Govt working on approval of coal policy, open-pit mining at Barapukuria, resettlement of affected people
Within this year, the government will take several major and thorny decisions on developing the coal sector, including approval of the coal policy, an open-pit mine in Barapukuria, resettlement of people affected by the existing mine and development of a mine city.
The government is already working on the mine city in Barapukuria by identifying areas to be acquired. This mine city will initially aim at providing livelihood and living facilities to 10,000 families and ultimately give room to one lakh families, says Towfiq-e-Elahi Chowdhury, adviser to the prime minister on energy.
Towfiq-e-Elahi pointed out that the government has signed a draft memorandum of understanding (MoU) with villagers who are affected by land subsidence around the Barapukuria coalmine area. “Their resettlement will be implemented in phases,” he noted.
“Our bigger concern is to ensure these affected people their livelihood. We aim at giving jobs to the second generation of these affected people,” he added.
A government committee has already recommended quick framing of a human resettlement action plan for the villagers affected by the Barapukuria coalmine in line with the one for the Jamuna Multipurpose Bridge project. Such a plan should be chalked out within a few months.
Till this plan of “international standard” is approved for action, the people should be immediately given a standard compensation package and alternative shelter, said a source quoting the committee’s report submitted to the energy ministry late last month.
Deep grievances are brewing among several villages around the mine for the last two years. The mining project was implemented without recognising that the mine would cause land subsidence leading to loss of agricultural land, water supply and cause environmental damage.
For now, the government is addressing the water issue in the area by installing 600 deep tube wells (Tara Tubewells). The subsoil water level in around 15 villages in Barapukuria rapidly dropped as the mine is pumping out huge quantity of water for coal production. Towfiq said the work order for these pumps would be issued this month.
Identifying coal as one of the vital natural resources that needs to be developed for future energy security of the country, Towfiq said in the past the government had undertaken mining project without informing the people its consequences on the environment and agricultural land. The government had not even kept any allocation to address the environmental issues.
“But in future all such projects should be done in a transparent manner by informing and involving the people,” he said.
The draft coal policy that the government did not approve in the last four years will soon see the light of day. “We are working on it. We hope to approve it within a few months. The main focus would be to ensure the best usage of coal,” Towfiq said.
He noted the future of power would be dependent on coal as well as nuclear technology. “Seventy-five percent of power in France comes from nuclear power stations and one third of power in the USA also comes from nuclear power stations,” he quipped.

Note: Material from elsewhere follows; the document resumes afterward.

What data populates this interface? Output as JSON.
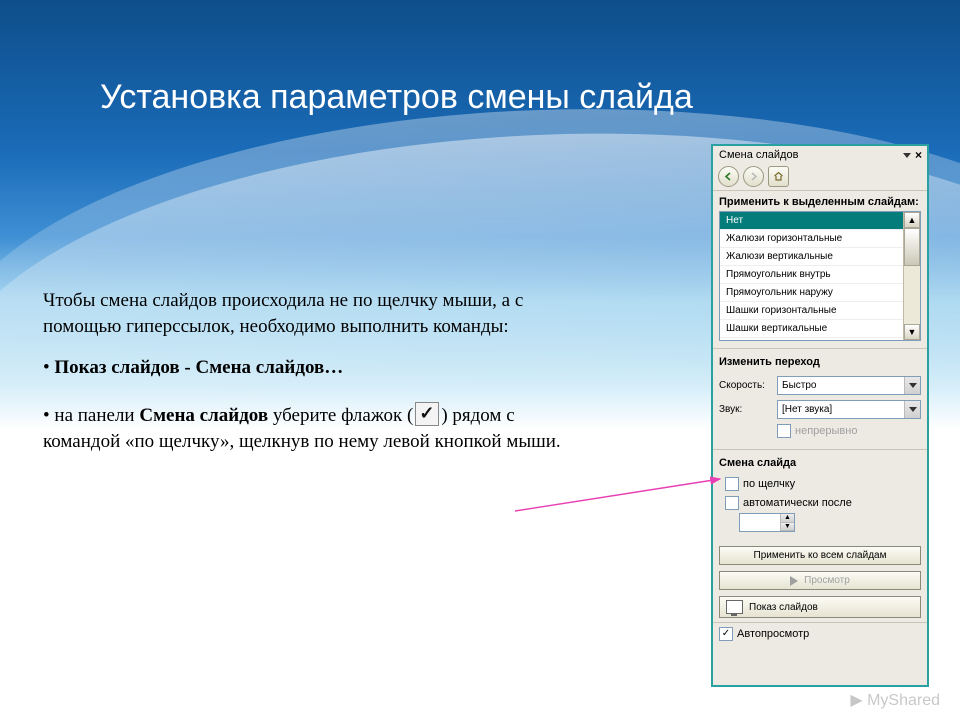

Meanwhile, the eight-member committee headed by a joint secretary of the energy ministry recommended that a mining city be developed as per the Resettlement Action Plan. This city would provide amenities, shelter and livelihood as an alternative to the affected people.
As part of this action plan, the government should appoint a third party organisation–possibly a non-government organisation–to conduct a baseline survey in the affected area to assess the size of the population, their assets, cropland and livestock, schools and other educational institutions etc. If there is a slum in the area, it should also be assessed.
Till the plan is implemented, the villagers living in vulnerable structures should be relocated to the East Camp of the Barapukuria mine. The East Camp is a structure built during the project construction period, said the committee that was formed in January to look into the land subsidence of Barapukuria.
All future mine projects should be implemented after conducting a feasibility study, undertaking a resettlement plan and by acquiring the land necessary for the projects, it said.
The committee pointed out that land outside the mine area, which has subsided and will subside in future, should be acquired by paying premium to the owners. The base line survey should identify the lands that could be acquired by paying the premium.
It recommended jobs for the locals as per their merit in the Barapukuria coalmine. A social awareness committee should be formed with these people to disseminate information about the long-term impact of the mine.
The 2,500-acre underground mine area includes 650 acres of agricultural land on the surface. The mine is directly affecting the lives of about 2,500 people in seven to eight villages. “Rehabilitation of these people should not be very costly for the government,” said a source.
Other members of the committee include director general of the Hydrocarbon Cell of the ministry, Dhaka University geology department Professor Badrul Imam, chiefs of the Bureau of Mineral Development, Barapukuria Coal Mine Company, Titas Gas Transmission and Distribution Company and Geological Survey of Bangladesh.
Source: The Daily Star, 21 May 2009